According to NHTSA statistics, in single-vehicle crashes, pickups have more than double the probability of rolling over. Data shows that pickups largely have a greater fatality rate than cars of comparable weight.
By their very design, pickups result in a higher rollover rate than passenger vehicles and drivers tend to increase the rollover problem with excessive loads and overloading.
Each year, 44 percent of pickups occupants killed in crashes are in vehicles that rolled over. In comparison, 22 percent of deaths in cars are in rollovers.
Pickups are likely to be involved in rollovers more commonly than cars due to:
According to IIHS data, passenger vehicle occupant deaths in pickup rollover crashes were caused by:
Rollover rates are higher for light trucks, compared to passenger cars, and for vehicles driven by males and younger drivers. Being an occupant in a light truck diminishes the likelihood of a fatal injury given a single-vehicle rollover. Similarly, higher vehicle occupancy increases the probability of a truck rolling over given involvement in a single-vehicle crash, but it diminishes the risk of occupant deaths.
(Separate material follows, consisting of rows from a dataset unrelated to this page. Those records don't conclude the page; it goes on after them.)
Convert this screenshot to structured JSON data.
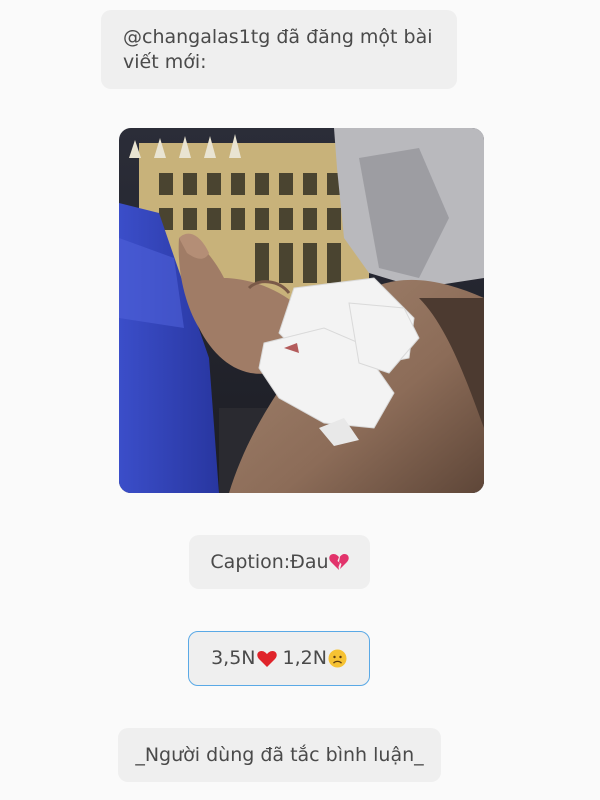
{
  "post": {
    "header_text": "@changalas1tg đã đăng một bài viết mới:",
    "photo_icon": "injured-knee-photo",
    "caption_text": "Caption:Đau",
    "caption_icon": "broken-heart-icon",
    "likes": "3,5N",
    "likes_icon": "heart-icon",
    "dislikes": "1,2N",
    "dislikes_icon": "sad-face-icon",
    "comments_notice": "_Người dùng đã tắc bình luận_"
  },
  "colors": {
    "background": "#fafafa",
    "bubble": "#efefef",
    "text": "#4a4a4a",
    "stats_border": "#5aa9e6"
  }
}
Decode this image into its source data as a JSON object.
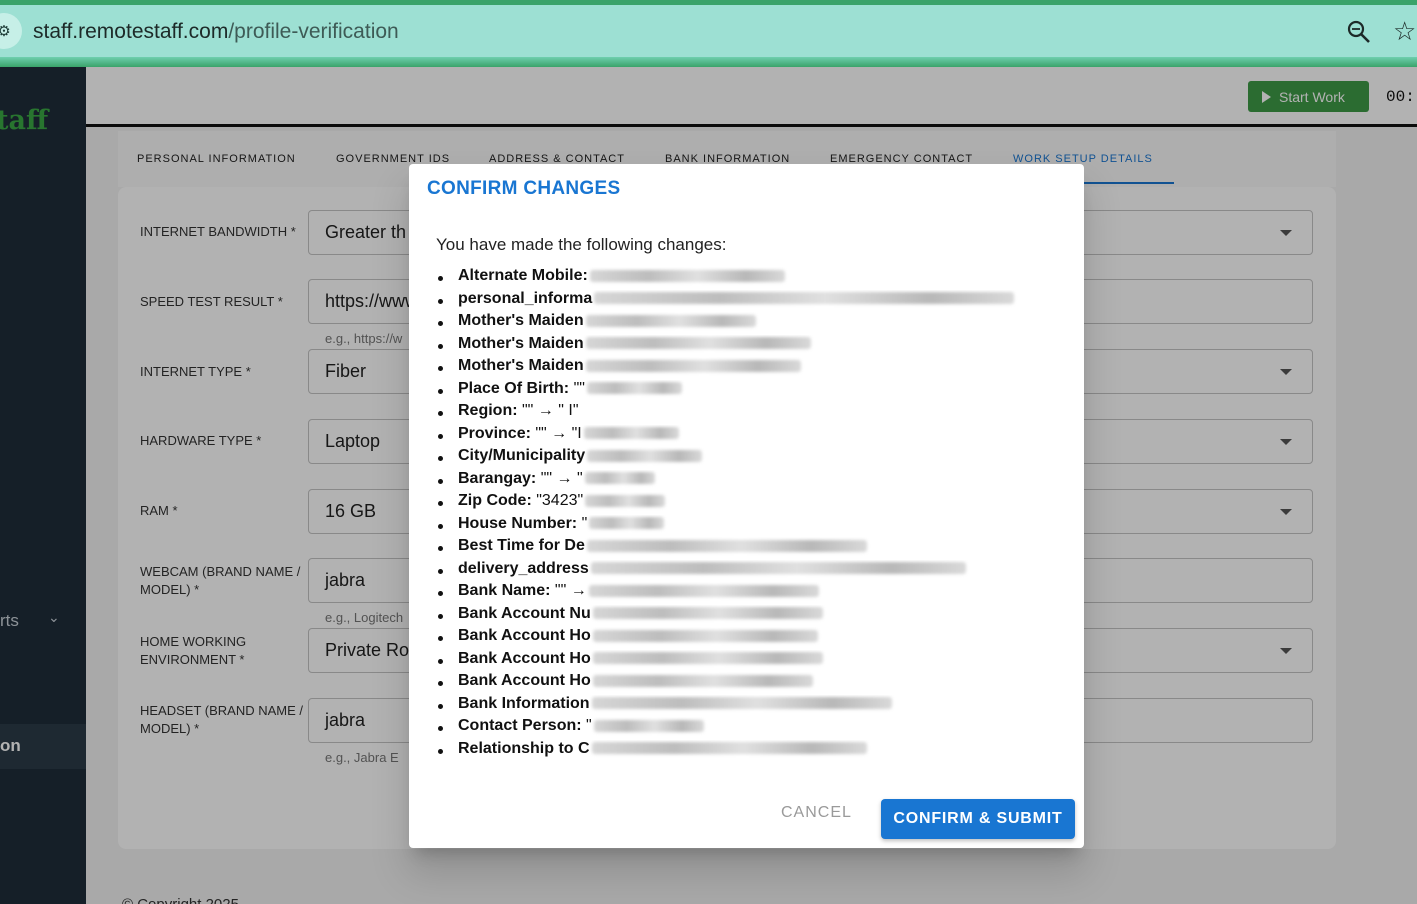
{
  "browser": {
    "url_domain": "staff.remotestaff.com",
    "url_path": "/profile-verification"
  },
  "sidebar": {
    "brand": "taff",
    "reports_label": "rts",
    "active_label": "on"
  },
  "appbar": {
    "start_work": "Start Work",
    "timer": "00:"
  },
  "tabs": [
    "PERSONAL INFORMATION",
    "GOVERNMENT IDS",
    "ADDRESS & CONTACT",
    "BANK INFORMATION",
    "EMERGENCY CONTACT",
    "WORK SETUP DETAILS"
  ],
  "form": {
    "internet_bandwidth": {
      "label": "INTERNET BANDWIDTH *",
      "value": "Greater th"
    },
    "speed_test": {
      "label": "SPEED TEST RESULT *",
      "value": "https://www",
      "helper": "e.g., https://w"
    },
    "internet_type": {
      "label": "INTERNET TYPE *",
      "value": "Fiber"
    },
    "hardware_type": {
      "label": "HARDWARE TYPE *",
      "value": "Laptop"
    },
    "ram": {
      "label": "RAM *",
      "value": "16 GB"
    },
    "webcam": {
      "label": "WEBCAM (BRAND NAME / MODEL) *",
      "value": "jabra",
      "helper": "e.g., Logitech"
    },
    "home_env": {
      "label": "HOME WORKING ENVIRONMENT *",
      "value": "Private Ro"
    },
    "headset": {
      "label": "HEADSET (BRAND NAME / MODEL) *",
      "value": "jabra",
      "helper": "e.g., Jabra E"
    }
  },
  "footer": {
    "copyright": "© Copyright 2025"
  },
  "dialog": {
    "title": "CONFIRM CHANGES",
    "intro": "You have made the following changes:",
    "changes": [
      {
        "field": "Alternate Mobile:",
        "text": ""
      },
      {
        "field": "personal_informa",
        "text": ""
      },
      {
        "field": "Mother's Maiden",
        "text": ""
      },
      {
        "field": "Mother's Maiden",
        "text": ""
      },
      {
        "field": "Mother's Maiden",
        "text": ""
      },
      {
        "field": "Place Of Birth:",
        "text": " \"\""
      },
      {
        "field": "Region:",
        "text": " \"\" → \" I\""
      },
      {
        "field": "Province:",
        "text": " \"\" → \"I"
      },
      {
        "field": "City/Municipality",
        "text": ""
      },
      {
        "field": "Barangay:",
        "text": " \"\" → \""
      },
      {
        "field": "Zip Code:",
        "text": " \"3423\""
      },
      {
        "field": "House Number:",
        "text": " \""
      },
      {
        "field": "Best Time for De",
        "text": ""
      },
      {
        "field": "delivery_address",
        "text": ""
      },
      {
        "field": "Bank Name:",
        "text": " \"\" →"
      },
      {
        "field": "Bank Account Nu",
        "text": ""
      },
      {
        "field": "Bank Account Ho",
        "text": ""
      },
      {
        "field": "Bank Account Ho",
        "text": ""
      },
      {
        "field": "Bank Account Ho",
        "text": ""
      },
      {
        "field": "Bank Information",
        "text": ""
      },
      {
        "field": "Contact Person:",
        "text": " \""
      },
      {
        "field": "Relationship to C",
        "text": ""
      }
    ],
    "cancel": "CANCEL",
    "confirm": "CONFIRM & SUBMIT"
  }
}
According to NHTSA Florida traffic safety statistics, in 2015, 9% of utility truck occupants died in accidents, while for 1% of large truck occupants, the crashes were fatal. Also, 479 accident cases in Florida in 2015 involved a rollover and 225 involved a large truck. FMCSA information shows that, in the USA, rollovers were the first harmful events in 5% of all fatal crashes involving light trucks and in 2% of all nonfatal crashes involving large trucks.
Rollovers may be caused by a combination of factors related to the driver, conditions, vehicle design, and cargo. Probable causes of a rollover accident involving utility trucks include:
Reports show that 15 passenger vans, like those used to transport college athletic teams, church groups, or vanpools, have a markedly greater risk of rolling over when loaded with passengers.
The NHTSA issued a warning when a study concluded vans are three times more prone to go over when transporting 10 or more passengers than when carrying lighter loads.
According to the NHTSA traffic safety facts, the number of van occupant fatalities increased by 95 compared with previous years, a 9.3% increase. In Florida in recent years, the percent of van crash deaths was slightly decreased from in the early 2010s.
Rollover propensity in single-vehicle crashes may be influenced by:
Although in the case of buses the rollover is relatively rare, it is the most dangerous one. Types of buses most commonly involved in rollovers are long-distance tourist buses, small buses, intercity and local buses, double-decker buses, school buses, and city, local buses.
The number of casualties/accident in bus rollover crashes is around 25 and in frontal collisions, the second most dangerous bus accident type, the number of fatalities is around 17.
Florida, and in particular the Miami area, is filled with buses, including school, city transportation, tourist buses, so bus accidents are relatively common and usually involve injuries of numerous individuals.
In a rollover, the occupants may be endangered by four mechanisms:
More than 6K passenger vehicle occupants die in rollover crashes every year. 28% of these accidents involve no other impact.
An NHTSA study shows that sedans have the greatest rate of occupants killed in single-vehicle rollovers. The fatality rate given involvement in a single-vehicle rollover is comparable for all vehicle groups (SUVs, vans, pickups), between 2% and 3%.
However, the rate of no injuries is lower in sedans. For example, the no-injury rate in sedans, given involvement in single-vehicle rollovers, was an estimated 39%. IIHS data shows that in multiple-vehicle rollovers, the crash leading to occupant deaths can be caused by:
18% of passenger occupant deaths were caused by cars rolling over after no initial impact. The greatest rollover rate for passenger vehicles involved in a single-vehicle crash was correlated with striking an embankment, at an approximated 30%, followed by hitting a culvert, curb, or ditch, at an approximated 17%. Rollover propensity in passenger cars single-vehicle crashes may be determined by: